Happy Friday! It is the end of the first week of class. I always thinking of the first week or two of class in the fall like I do the first couple of games of basketball after being away for a couple of weeks: I am so out of shape! So these first couple of weeks we work ourselves back into teaching shape. The next weeks are the expression of our new fitness. And the last weeks demonstrate our perseverance. That’s what I think anyway.
Hey, what an amazing week it has been though, right? Our undergraduate curriculum is enrolled at more than 96% of capacity, with 3,170 students registered for our courses, which turns into almost 9,500 student credit hours! Amazing! What is more, when I sent a welcome email to all of our primary and secondary majors, my sent box added 717 total emails. That’s a lot of majors. Of course we need to wait until census date (a couple of weeks from now) to learn the official numbers in enrollment, but we are filled to the brim with eager undergrads. That’s exciting.
In spite of all of this teaching, we continue to be extraordinarily productive as scholars. Take for instance, Ziyu’s most recent publication: Long, Z. (2016). Managing legitimacy crisis for state-owned non-profit organization: A case study of the Red Cross Society of China. Public Relations Review, 42, 372-374. doi: 10.1016/j.pubrev.2015.09.011
And then there is Ziyu’s recent award as well: the Organization for the Study of Communication, Language and Gender (OSCLG) Anita Taylor Outstanding Published Article Award. Here is the citation: Buzzanell, P.M., Long, Z., Anderson, L.B., Kokini, K., & Batra, J.C. (2015). Mentoring in academe: A feminist poststructural lens on stories of women engineering faculty of color. Management Communication Quarterly, 29, 440-457. doi:10.1177/08933189155
And then there is the recent work of Eric and an M.A. alum Kyle Jonas. Their co-authored essay is just now out in the special issue on Memory, Culture, and Difference in the Journal of International and Intercultural Communication. Aoki, E. and Jonas, K. M. (August 2016). Collective memory and sacred space in post-genocide Rwanda: Reconciliation and rehumanization processes in Mureithi’s ICYIZERE. Journal of International and Intercultural Communication, 9, 3, 240-258.
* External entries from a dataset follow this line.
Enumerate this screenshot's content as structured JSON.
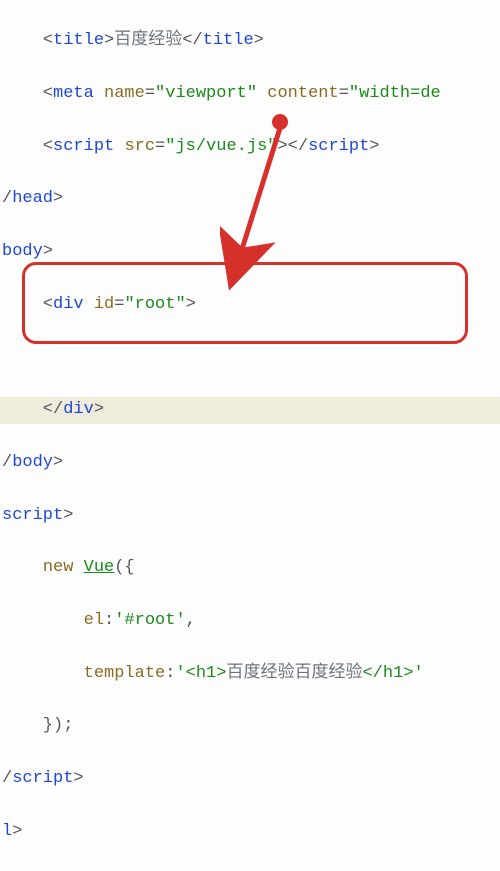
{
  "code": {
    "l1_a": "    <",
    "l1_b": "title",
    "l1_c": ">",
    "l1_d": "百度经验",
    "l1_e": "</",
    "l1_f": "title",
    "l1_g": ">",
    "l2_a": "    <",
    "l2_b": "meta",
    "l2_c": " ",
    "l2_d": "name",
    "l2_e": "=",
    "l2_f": "\"viewport\"",
    "l2_g": " ",
    "l2_h": "content",
    "l2_i": "=",
    "l2_j": "\"width=de",
    "l3_a": "    <",
    "l3_b": "script",
    "l3_c": " ",
    "l3_d": "src",
    "l3_e": "=",
    "l3_f": "\"js/vue.js\"",
    "l3_g": "></",
    "l3_h": "script",
    "l3_i": ">",
    "l4_a": "/",
    "l4_b": "head",
    "l4_c": ">",
    "l5_a": "body",
    "l5_b": ">",
    "l6_a": "    <",
    "l6_b": "div",
    "l6_c": " ",
    "l6_d": "id",
    "l6_e": "=",
    "l6_f": "\"root\"",
    "l6_g": ">",
    "l7": " ",
    "l8_a": "    </",
    "l8_b": "div",
    "l8_c": ">",
    "l9_a": "/",
    "l9_b": "body",
    "l9_c": ">",
    "l10_a": "script",
    "l10_b": ">",
    "l11_a": "    ",
    "l11_b": "new",
    "l11_c": " ",
    "l11_d": "Vue",
    "l11_e": "({",
    "l12_a": "        ",
    "l12_b": "el",
    "l12_c": ":",
    "l12_d": "'#root'",
    "l12_e": ",",
    "l13_a": "        ",
    "l13_b": "template",
    "l13_c": ":",
    "l13_d": "'<h1>",
    "l13_e": "百度经验百度经验",
    "l13_f": "</h1>'",
    "l14": "    });",
    "l15_a": "/",
    "l15_b": "script",
    "l15_c": ">",
    "l16_a": "l",
    "l16_b": ">"
  },
  "annotation": {
    "arrow_color": "#d6302a",
    "box_color": "#d6302a"
  }
}
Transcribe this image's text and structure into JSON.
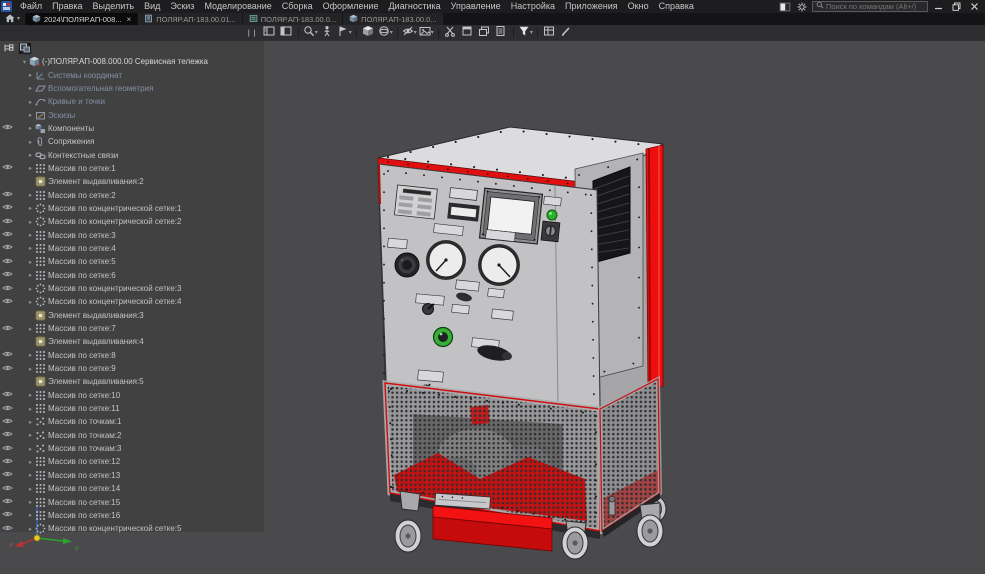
{
  "window": {
    "menu": [
      "Файл",
      "Правка",
      "Выделить",
      "Вид",
      "Эскиз",
      "Моделирование",
      "Сборка",
      "Оформление",
      "Диагностика",
      "Управление",
      "Настройка",
      "Приложения",
      "Окно",
      "Справка"
    ],
    "search": {
      "placeholder": "Поиск по командам (Alt+/)",
      "icon": "search-icon"
    },
    "titlebar_icons": [
      {
        "name": "layout-toggle-icon"
      },
      {
        "name": "settings-gear-icon"
      }
    ],
    "controls": [
      {
        "name": "minimize-icon"
      },
      {
        "name": "maximize-icon"
      },
      {
        "name": "close-icon"
      }
    ]
  },
  "tabs": {
    "home_icon": "home-icon",
    "items": [
      {
        "label": "2024\\ПОЛЯР.АП-008...",
        "icon": "assembly-doc-icon",
        "active": true,
        "close_glyph": "×"
      },
      {
        "label": "ПОЛЯР.АП-183.00.01...",
        "icon": "part-doc-icon",
        "active": false
      },
      {
        "label": "ПОЛЯР.АП-183.00.0...",
        "icon": "drawing-doc-icon",
        "active": false
      },
      {
        "label": "ПОЛЯР.АП-183.00.0...",
        "icon": "assembly-doc-icon",
        "active": false
      }
    ]
  },
  "toolbar": {
    "items": [
      {
        "name": "panel-drag-handle",
        "handle": true
      },
      {
        "name": "tree-panel-icon"
      },
      {
        "name": "graphic-layout-icon"
      },
      {
        "sep": true
      },
      {
        "name": "zoom-icon",
        "caret": true
      },
      {
        "name": "walk-icon"
      },
      {
        "name": "orientation-arrow-icon",
        "caret": true
      },
      {
        "sep": true
      },
      {
        "name": "shaded-cube-icon"
      },
      {
        "name": "orbit-sphere-icon",
        "caret": true
      },
      {
        "sep": true
      },
      {
        "name": "hide-objects-eye-icon",
        "caret": true
      },
      {
        "name": "snapshot-image-icon",
        "caret": true
      },
      {
        "sep": true
      },
      {
        "name": "explode-scissors-icon"
      },
      {
        "name": "window-new-icon"
      },
      {
        "name": "window-cascade-icon"
      },
      {
        "name": "window-docs-icon"
      },
      {
        "sep": true
      },
      {
        "name": "filter-funnel-icon",
        "caret": true
      },
      {
        "sep": true
      },
      {
        "name": "properties-table-icon"
      },
      {
        "name": "style-pencil-icon"
      }
    ]
  },
  "tree": {
    "header_icons": [
      {
        "name": "tree-structure-toggle-icon",
        "active": false
      },
      {
        "name": "tree-composition-toggle-icon",
        "active": true
      }
    ],
    "items": [
      {
        "label": "(-)ПОЛЯР.АП-008.000.00 Сервисная тележка",
        "icon": "assembly-icon",
        "root": true,
        "arrow": "down",
        "eye": false,
        "dimmed": false
      },
      {
        "label": "Системы координат",
        "icon": "coordinate-systems-icon",
        "arrow": "right",
        "eye": false,
        "dimmed": true
      },
      {
        "label": "Вспомогательная геометрия",
        "icon": "aux-geometry-icon",
        "arrow": "right",
        "eye": false,
        "dimmed": true
      },
      {
        "label": "Кривые и точки",
        "icon": "curves-points-icon",
        "arrow": "right",
        "eye": false,
        "dimmed": true
      },
      {
        "label": "Эскизы",
        "icon": "sketches-icon",
        "arrow": "right",
        "eye": false,
        "dimmed": true
      },
      {
        "label": "Компоненты",
        "icon": "components-icon",
        "arrow": "right",
        "eye": true,
        "dimmed": false
      },
      {
        "label": "Сопряжения",
        "icon": "mates-icon",
        "arrow": "right",
        "eye": false,
        "dimmed": false
      },
      {
        "label": "Контекстные связи",
        "icon": "context-links-icon",
        "arrow": "right",
        "eye": false,
        "dimmed": false
      },
      {
        "label": "Массив по сетке:1",
        "icon": "grid-array-icon",
        "arrow": "right",
        "eye": true,
        "dimmed": false
      },
      {
        "label": "Элемент выдавливания:2",
        "icon": "extrude-icon",
        "arrow": null,
        "eye": false,
        "dimmed": false
      },
      {
        "label": "Массив по сетке:2",
        "icon": "grid-array-icon",
        "arrow": "right",
        "eye": true,
        "dimmed": false
      },
      {
        "label": "Массив по концентрической сетке:1",
        "icon": "concentric-array-icon",
        "arrow": "right",
        "eye": true,
        "dimmed": false
      },
      {
        "label": "Массив по концентрической сетке:2",
        "icon": "concentric-array-icon",
        "arrow": "right",
        "eye": true,
        "dimmed": false
      },
      {
        "label": "Массив по сетке:3",
        "icon": "grid-array-icon",
        "arrow": "right",
        "eye": true,
        "dimmed": false
      },
      {
        "label": "Массив по сетке:4",
        "icon": "grid-array-icon",
        "arrow": "right",
        "eye": true,
        "dimmed": false
      },
      {
        "label": "Массив по сетке:5",
        "icon": "grid-array-icon",
        "arrow": "right",
        "eye": true,
        "dimmed": false
      },
      {
        "label": "Массив по сетке:6",
        "icon": "grid-array-icon",
        "arrow": "right",
        "eye": true,
        "dimmed": false
      },
      {
        "label": "Массив по концентрической сетке:3",
        "icon": "concentric-array-icon",
        "arrow": "right",
        "eye": true,
        "dimmed": false
      },
      {
        "label": "Массив по концентрической сетке:4",
        "icon": "concentric-array-icon",
        "arrow": "right",
        "eye": true,
        "dimmed": false
      },
      {
        "label": "Элемент выдавливания:3",
        "icon": "extrude-icon",
        "arrow": null,
        "eye": false,
        "dimmed": false
      },
      {
        "label": "Массив по сетке:7",
        "icon": "grid-array-icon",
        "arrow": "right",
        "eye": true,
        "dimmed": false
      },
      {
        "label": "Элемент выдавливания:4",
        "icon": "extrude-icon",
        "arrow": null,
        "eye": false,
        "dimmed": false
      },
      {
        "label": "Массив по сетке:8",
        "icon": "grid-array-icon",
        "arrow": "right",
        "eye": true,
        "dimmed": false
      },
      {
        "label": "Массив по сетке:9",
        "icon": "grid-array-icon",
        "arrow": "right",
        "eye": true,
        "dimmed": false
      },
      {
        "label": "Элемент выдавливания:5",
        "icon": "extrude-icon",
        "arrow": null,
        "eye": false,
        "dimmed": false
      },
      {
        "label": "Массив по сетке:10",
        "icon": "grid-array-icon",
        "arrow": "right",
        "eye": true,
        "dimmed": false
      },
      {
        "label": "Массив по сетке:11",
        "icon": "grid-array-icon",
        "arrow": "right",
        "eye": true,
        "dimmed": false
      },
      {
        "label": "Массив по точкам:1",
        "icon": "point-array-icon",
        "arrow": "right",
        "eye": true,
        "dimmed": false
      },
      {
        "label": "Массив по точкам:2",
        "icon": "point-array-icon",
        "arrow": "right",
        "eye": true,
        "dimmed": false
      },
      {
        "label": "Массив по точкам:3",
        "icon": "point-array-icon",
        "arrow": "right",
        "eye": true,
        "dimmed": false
      },
      {
        "label": "Массив по сетке:12",
        "icon": "grid-array-icon",
        "arrow": "right",
        "eye": true,
        "dimmed": false
      },
      {
        "label": "Массив по сетке:13",
        "icon": "grid-array-icon",
        "arrow": "right",
        "eye": true,
        "dimmed": false
      },
      {
        "label": "Массив по сетке:14",
        "icon": "grid-array-icon",
        "arrow": "right",
        "eye": true,
        "dimmed": false
      },
      {
        "label": "Массив по сетке:15",
        "icon": "grid-array-icon",
        "arrow": "right",
        "eye": true,
        "dimmed": false
      },
      {
        "label": "Массив по сетке:16",
        "icon": "grid-array-icon",
        "arrow": "right",
        "eye": true,
        "dimmed": false
      },
      {
        "label": "Массив по концентрической сетке:5",
        "icon": "concentric-array-icon",
        "arrow": "right",
        "eye": true,
        "dimmed": false
      }
    ]
  },
  "viewport": {
    "background": "#4a4a4c",
    "accent_red": "#e31313",
    "cabinet_grey": "#c4c4c6",
    "lamp_green": "#2db42d",
    "triad": {
      "x_label": "x"
    }
  }
}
The piece was co-authored with M.A. -alumnus, Kyle M. Jonas, who is now a graduate of Vanderbilt Divinity School and currently on staff in media production on the Vanderbilt University campus. Additionally, an interview write-up of the article is featured online in NCA’s Communication Currents.
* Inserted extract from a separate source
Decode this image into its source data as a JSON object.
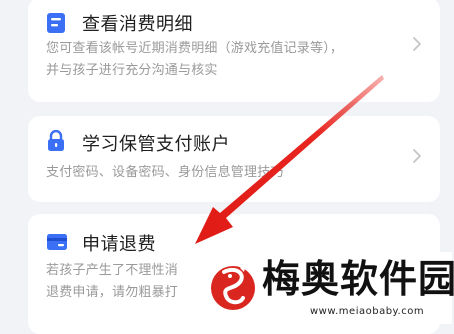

Finally, the ice cream social! Wee hoo! We’ll be knee deep in ice cream this afternoon from 5-6 p.m.. Make your own sundae, hang with friends, and have a good time. We will be on the southeast corner of the Monfort Quad—that is to say just a few steps north of BSB A wing. Hope to see all of you there.
As some of you know I am teaching one of the new capstone classes. I am calling it Rhetoric and the Good Life. I have bored many of you with my plans for the course. The students read the introduction to Michael Hyde’s edited collection The Ethos of Rhetoric for this morning. Drawing on Isocrates, Aristotle, and Heidegger, Hyde writes “We are the openness of a dwelling place [ethos, ethea] of a dwelling place where the truth of what is—be it a stone, tree, eagle, ourselves, or whatever—can be taken to heart, appreciated, and cared for.” Don’t get too worked up about Hyde’s use of truth for he is far more sophistic than Platonic. But reminding ourselves of the central, ontological fact of our presence with others including the others of our environment can be a cool we to start this school year.
I hope you all have a good weekend. I think a box of peaches and a nice large peach crisp are in my future this weekend. As is a few hours in the office writing a QJS review. That too.